There are apps at the ovi store. At this stage, due to the screen ratio of 640X480 (NOT nHD 640X360) some apps made for Symbian^3 don’t appear for the E6-00 (even though hardware wise, it can cope). I’m not sure though how anyone would use such apps on a 2.46” display, nevertheless, it’s still disappointing to have this fragmentation.
Gravity and Opera – two must have downloads work fine. You might have to increase font size in gravity. WOMWorld did a post recently on some E6 recommended apps.
I’ve never used portrait QWERTY phones for any acceptable length of time and have never found a reason for doing so. BUT I’m a convert to the long list of fans that love the portrait QWERTY form-factor.

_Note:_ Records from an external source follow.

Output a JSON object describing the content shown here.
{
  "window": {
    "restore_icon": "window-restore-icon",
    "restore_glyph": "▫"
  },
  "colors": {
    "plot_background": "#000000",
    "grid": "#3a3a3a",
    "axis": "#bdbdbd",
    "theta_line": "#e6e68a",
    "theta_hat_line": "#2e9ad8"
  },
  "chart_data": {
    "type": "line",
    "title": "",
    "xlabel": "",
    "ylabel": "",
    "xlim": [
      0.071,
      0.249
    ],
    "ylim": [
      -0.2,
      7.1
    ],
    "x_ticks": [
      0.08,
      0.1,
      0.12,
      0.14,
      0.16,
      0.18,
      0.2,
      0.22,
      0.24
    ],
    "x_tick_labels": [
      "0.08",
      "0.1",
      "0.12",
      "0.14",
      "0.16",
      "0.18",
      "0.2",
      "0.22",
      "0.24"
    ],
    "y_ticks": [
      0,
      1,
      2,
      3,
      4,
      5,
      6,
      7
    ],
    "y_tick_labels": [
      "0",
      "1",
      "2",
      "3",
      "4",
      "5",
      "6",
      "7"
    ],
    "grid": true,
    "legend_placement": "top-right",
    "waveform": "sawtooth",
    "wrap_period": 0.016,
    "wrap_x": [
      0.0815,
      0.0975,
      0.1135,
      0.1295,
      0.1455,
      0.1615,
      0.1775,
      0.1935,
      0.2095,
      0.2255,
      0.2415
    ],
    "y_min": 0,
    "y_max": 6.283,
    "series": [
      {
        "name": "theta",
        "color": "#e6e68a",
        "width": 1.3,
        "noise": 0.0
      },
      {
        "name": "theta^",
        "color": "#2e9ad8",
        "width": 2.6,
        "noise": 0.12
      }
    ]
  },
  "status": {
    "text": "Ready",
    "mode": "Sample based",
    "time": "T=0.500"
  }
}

My experience with the E6-00 has been hugely positive. I would have loved a bit more time to just write down my thoughts and experiences, do a video demo or two but ah well.
What’s been great?
- Keyboard. It just begs to be typed on and your thumbs love you for it. It is wonderfully crafted and you’ll get a buzz every time you know you’ll need to use it. The keyboard shortcuts offer a unique efficiency that you can’t get with just touch.
- Battery life: A smartphone that I don’t fear not charging daily? Quite a new feeling that I can use it as much as I like and not be in search for the nearest plug socket.
- Build and Design: It’s a pocket tank. It’s so solidly made and feels great in the hand. It looks great too, it looks like it means business but it’s stunning to look at too. It’s a classy, stunning looking phone.
- There’s a loooooot that I didn’t go through such as music and video playback, mass storage, USB OTG etc. Pretty much every strength of Symbian^3 still lives on in the E6-00
- All of the above together combine for what I found to be a surprisingly satisfying, nay, fantastic experience with the E6.
What I’d improve:
- Screen size: it is a little on the small end. OK for those used to the E71/E72 but does make some parts of the phone a little hard to see.
- The camera: It just doesn’t offer the versatility I need or have come to expect (though expectations are supremely high due to the Nokia N8). It’s actually decent if you compare it to Non-Nokias
- App Support: Though it is Symbian^3 and it is powered underneath with the same stuff the other S^3 handsets have, due to the screen ratio, some apps don’t quite work (and so aren’t even on Ovi Store)
- Ownership of E6 under Jay Montano :p
I’d actually love to own the E6 and highly recommend it to fans of this form factor. Even if you’re not, it’s worth giving it a go. It’s a smartphone that encompasses what it is to be a workhorse smartphone. One that you can rely on to get the job done. It’s my favourite Eseries at the moment (more so even than the E7, mostly because it offers me a different experience to my N8)
Whilst you’re here, you might want to check out Matthew Miller’s (palmsolo) E6-00 video. He’s got the E71 and E72 (E73 Mode) with him for comparison and has covered a lot of the things I’ve missed out.